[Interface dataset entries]
**********

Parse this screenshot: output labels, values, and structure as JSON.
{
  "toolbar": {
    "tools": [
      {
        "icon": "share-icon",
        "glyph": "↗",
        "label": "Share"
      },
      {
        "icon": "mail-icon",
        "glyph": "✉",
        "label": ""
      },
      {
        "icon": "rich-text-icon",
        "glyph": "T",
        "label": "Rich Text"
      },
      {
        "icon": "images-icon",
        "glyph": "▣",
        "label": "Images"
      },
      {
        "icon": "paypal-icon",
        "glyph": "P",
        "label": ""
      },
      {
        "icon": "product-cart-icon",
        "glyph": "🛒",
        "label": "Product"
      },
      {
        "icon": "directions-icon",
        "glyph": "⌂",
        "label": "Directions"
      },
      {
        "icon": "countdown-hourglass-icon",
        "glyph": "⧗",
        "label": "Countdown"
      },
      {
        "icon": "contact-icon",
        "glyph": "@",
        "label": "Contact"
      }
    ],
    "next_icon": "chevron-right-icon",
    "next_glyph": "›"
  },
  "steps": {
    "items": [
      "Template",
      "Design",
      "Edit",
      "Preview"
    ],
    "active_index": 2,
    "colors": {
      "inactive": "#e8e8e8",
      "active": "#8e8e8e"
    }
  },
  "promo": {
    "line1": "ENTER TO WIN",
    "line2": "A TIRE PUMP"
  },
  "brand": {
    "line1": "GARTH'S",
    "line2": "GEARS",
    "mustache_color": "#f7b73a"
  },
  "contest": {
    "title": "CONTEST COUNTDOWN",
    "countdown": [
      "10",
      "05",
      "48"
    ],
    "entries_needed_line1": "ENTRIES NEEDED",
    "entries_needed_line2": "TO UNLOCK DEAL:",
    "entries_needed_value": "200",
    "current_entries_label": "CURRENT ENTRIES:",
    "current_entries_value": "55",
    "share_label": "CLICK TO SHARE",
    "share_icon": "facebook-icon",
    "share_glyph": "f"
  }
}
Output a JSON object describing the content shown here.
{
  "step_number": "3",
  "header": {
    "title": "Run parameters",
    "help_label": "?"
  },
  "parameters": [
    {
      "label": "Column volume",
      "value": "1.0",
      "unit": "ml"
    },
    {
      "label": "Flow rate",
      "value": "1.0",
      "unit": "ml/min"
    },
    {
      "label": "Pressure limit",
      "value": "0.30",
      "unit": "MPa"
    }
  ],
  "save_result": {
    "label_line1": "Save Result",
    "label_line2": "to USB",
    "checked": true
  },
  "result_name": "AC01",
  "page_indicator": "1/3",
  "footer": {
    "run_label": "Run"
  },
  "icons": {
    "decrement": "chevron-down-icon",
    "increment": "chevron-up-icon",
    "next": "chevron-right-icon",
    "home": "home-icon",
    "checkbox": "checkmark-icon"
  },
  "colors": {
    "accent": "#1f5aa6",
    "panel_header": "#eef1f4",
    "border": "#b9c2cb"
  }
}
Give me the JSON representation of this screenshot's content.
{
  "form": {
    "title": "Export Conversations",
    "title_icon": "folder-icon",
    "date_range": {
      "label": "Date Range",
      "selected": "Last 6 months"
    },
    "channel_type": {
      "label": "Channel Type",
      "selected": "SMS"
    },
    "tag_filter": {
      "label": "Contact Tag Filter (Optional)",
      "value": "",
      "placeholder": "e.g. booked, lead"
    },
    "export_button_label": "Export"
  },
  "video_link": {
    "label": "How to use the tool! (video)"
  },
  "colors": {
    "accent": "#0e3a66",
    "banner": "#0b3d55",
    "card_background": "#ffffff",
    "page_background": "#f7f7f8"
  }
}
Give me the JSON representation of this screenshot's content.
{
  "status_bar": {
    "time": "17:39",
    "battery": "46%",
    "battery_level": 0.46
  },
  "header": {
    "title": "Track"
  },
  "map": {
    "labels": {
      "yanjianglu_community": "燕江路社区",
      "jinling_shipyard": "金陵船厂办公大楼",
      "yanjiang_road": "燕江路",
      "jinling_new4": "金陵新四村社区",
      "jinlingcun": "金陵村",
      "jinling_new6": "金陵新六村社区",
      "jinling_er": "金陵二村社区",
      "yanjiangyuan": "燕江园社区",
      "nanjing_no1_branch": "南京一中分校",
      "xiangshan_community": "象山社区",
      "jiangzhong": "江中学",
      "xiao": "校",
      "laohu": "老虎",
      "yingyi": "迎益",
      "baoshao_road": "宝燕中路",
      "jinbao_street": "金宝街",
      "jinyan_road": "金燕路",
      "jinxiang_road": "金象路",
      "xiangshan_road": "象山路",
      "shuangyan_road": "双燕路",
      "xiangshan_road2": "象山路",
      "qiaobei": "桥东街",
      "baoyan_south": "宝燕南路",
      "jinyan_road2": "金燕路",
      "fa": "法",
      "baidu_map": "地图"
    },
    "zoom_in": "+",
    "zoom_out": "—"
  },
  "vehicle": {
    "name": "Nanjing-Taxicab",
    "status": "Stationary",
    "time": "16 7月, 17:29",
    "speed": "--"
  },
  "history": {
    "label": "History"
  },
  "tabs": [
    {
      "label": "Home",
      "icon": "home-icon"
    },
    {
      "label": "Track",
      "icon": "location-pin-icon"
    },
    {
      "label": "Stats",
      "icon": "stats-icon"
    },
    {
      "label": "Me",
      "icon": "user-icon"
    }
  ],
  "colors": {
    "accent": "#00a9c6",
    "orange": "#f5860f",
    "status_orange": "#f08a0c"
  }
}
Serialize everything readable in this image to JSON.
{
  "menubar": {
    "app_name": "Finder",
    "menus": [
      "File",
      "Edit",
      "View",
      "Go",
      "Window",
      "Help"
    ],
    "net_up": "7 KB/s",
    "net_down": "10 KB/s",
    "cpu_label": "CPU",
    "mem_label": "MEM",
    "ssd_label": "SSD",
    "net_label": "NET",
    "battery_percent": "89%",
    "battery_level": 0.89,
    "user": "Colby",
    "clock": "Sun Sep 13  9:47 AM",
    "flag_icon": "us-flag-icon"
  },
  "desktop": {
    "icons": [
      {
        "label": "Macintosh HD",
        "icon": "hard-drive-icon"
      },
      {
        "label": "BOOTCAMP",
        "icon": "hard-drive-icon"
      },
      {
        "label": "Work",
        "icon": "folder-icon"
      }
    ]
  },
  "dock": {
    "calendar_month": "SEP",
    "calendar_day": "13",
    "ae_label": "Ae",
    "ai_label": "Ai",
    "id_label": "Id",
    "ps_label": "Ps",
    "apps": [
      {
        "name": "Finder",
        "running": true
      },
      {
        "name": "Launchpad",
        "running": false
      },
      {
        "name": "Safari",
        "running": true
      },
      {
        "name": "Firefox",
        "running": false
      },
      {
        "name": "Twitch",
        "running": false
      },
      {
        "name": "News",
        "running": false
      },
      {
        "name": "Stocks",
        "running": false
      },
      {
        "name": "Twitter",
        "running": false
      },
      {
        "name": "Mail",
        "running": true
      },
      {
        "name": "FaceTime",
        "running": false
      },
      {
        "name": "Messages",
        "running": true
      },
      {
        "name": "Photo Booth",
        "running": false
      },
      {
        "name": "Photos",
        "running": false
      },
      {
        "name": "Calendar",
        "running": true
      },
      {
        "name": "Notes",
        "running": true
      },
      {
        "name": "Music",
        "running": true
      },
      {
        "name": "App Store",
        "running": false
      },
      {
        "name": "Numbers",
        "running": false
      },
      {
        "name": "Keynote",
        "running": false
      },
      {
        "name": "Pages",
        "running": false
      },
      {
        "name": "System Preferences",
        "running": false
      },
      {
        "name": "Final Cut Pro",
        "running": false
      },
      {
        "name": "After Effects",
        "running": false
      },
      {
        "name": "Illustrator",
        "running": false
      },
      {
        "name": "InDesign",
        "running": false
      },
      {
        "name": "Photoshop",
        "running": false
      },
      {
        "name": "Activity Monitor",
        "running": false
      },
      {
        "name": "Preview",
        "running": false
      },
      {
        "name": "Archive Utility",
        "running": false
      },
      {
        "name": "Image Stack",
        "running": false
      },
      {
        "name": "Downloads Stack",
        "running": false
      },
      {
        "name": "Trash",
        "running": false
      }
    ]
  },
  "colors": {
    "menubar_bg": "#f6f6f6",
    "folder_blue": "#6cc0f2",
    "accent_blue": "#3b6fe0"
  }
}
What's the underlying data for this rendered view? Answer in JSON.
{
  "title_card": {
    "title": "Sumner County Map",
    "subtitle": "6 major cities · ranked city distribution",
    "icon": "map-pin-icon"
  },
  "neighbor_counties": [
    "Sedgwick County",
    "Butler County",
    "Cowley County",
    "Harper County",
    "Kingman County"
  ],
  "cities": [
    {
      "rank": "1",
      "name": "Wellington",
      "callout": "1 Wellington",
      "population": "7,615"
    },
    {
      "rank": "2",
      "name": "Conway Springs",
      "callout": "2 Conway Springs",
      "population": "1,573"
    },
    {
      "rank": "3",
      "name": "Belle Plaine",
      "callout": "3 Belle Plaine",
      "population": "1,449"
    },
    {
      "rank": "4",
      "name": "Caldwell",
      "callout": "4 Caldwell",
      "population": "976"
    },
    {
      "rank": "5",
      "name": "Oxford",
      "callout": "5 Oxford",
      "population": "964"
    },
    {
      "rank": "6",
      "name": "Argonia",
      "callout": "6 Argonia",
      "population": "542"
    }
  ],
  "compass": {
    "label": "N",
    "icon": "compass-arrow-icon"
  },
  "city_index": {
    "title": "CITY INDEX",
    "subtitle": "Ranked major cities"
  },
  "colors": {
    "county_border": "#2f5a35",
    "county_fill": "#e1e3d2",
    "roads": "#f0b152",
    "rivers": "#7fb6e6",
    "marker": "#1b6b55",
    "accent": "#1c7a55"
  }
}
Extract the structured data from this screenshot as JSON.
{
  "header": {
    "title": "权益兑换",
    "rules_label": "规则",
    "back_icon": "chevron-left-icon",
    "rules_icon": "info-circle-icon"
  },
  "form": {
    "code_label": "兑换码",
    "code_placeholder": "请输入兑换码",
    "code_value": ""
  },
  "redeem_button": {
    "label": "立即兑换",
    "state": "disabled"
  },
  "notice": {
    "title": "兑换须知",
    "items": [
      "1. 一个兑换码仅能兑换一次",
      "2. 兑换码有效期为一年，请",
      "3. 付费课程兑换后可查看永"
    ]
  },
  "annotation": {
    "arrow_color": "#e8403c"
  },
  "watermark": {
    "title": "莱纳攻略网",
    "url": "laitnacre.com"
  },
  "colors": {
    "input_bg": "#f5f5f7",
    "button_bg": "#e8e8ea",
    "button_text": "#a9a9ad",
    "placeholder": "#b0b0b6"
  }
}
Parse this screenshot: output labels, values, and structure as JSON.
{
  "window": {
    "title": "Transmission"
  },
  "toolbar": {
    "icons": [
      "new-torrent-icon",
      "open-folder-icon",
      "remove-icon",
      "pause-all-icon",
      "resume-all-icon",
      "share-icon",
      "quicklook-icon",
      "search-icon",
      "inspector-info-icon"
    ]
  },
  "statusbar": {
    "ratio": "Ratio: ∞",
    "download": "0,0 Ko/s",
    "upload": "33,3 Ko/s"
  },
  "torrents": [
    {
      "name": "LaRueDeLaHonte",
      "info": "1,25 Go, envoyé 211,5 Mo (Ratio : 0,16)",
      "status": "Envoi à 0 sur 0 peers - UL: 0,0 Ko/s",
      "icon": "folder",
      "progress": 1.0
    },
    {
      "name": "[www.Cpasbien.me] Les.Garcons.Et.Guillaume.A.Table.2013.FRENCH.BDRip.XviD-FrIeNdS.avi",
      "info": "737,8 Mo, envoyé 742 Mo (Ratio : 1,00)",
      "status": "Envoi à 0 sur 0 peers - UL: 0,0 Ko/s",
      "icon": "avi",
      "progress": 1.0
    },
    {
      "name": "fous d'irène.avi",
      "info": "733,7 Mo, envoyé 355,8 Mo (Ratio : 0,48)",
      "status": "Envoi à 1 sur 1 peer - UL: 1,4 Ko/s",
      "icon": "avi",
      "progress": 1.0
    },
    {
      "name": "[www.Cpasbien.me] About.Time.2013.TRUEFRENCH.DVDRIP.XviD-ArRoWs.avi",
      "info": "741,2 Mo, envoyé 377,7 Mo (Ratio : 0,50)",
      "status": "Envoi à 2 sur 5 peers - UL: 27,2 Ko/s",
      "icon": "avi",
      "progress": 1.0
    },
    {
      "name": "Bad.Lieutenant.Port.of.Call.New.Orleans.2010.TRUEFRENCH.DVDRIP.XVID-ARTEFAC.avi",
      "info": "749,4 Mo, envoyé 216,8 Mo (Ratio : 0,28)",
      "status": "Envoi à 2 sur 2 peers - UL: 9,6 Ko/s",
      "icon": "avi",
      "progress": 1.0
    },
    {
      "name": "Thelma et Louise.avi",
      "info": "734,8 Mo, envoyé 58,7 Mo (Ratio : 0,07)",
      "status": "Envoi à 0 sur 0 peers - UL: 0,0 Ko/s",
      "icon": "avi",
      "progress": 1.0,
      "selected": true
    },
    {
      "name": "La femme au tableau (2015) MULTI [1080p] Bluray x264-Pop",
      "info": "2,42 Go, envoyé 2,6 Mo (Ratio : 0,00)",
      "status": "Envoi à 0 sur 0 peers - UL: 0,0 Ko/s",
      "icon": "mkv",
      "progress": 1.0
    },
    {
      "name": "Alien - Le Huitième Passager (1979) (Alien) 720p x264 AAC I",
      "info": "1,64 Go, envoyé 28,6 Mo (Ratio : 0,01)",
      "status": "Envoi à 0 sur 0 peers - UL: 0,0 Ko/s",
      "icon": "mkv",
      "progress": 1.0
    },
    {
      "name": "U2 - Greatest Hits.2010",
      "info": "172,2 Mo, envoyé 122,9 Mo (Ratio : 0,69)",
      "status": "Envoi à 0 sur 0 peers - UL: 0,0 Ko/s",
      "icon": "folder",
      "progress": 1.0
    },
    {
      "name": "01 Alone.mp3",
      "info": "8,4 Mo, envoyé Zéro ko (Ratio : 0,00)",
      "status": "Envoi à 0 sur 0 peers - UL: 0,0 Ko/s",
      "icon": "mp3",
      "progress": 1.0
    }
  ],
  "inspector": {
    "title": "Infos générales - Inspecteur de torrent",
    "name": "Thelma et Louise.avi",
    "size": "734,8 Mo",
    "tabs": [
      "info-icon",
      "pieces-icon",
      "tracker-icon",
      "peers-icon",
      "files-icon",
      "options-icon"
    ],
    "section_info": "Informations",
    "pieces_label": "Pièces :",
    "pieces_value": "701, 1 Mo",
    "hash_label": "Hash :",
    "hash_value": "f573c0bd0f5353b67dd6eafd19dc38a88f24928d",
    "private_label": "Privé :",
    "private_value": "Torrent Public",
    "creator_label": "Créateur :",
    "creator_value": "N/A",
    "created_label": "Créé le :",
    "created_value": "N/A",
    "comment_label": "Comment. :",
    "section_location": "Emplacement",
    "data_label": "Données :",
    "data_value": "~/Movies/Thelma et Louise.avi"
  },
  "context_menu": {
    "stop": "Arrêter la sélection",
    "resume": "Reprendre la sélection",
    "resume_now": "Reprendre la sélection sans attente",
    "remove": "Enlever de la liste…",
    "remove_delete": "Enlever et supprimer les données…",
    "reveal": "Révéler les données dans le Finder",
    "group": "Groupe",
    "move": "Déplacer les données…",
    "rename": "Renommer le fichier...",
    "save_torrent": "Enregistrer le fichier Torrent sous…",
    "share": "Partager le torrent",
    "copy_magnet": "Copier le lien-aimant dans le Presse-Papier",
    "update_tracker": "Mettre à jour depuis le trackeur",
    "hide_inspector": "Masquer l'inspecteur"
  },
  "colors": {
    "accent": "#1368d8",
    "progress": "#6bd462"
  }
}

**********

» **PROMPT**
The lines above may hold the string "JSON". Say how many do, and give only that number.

» **RESPONSE TO THIS EXERCISE**
8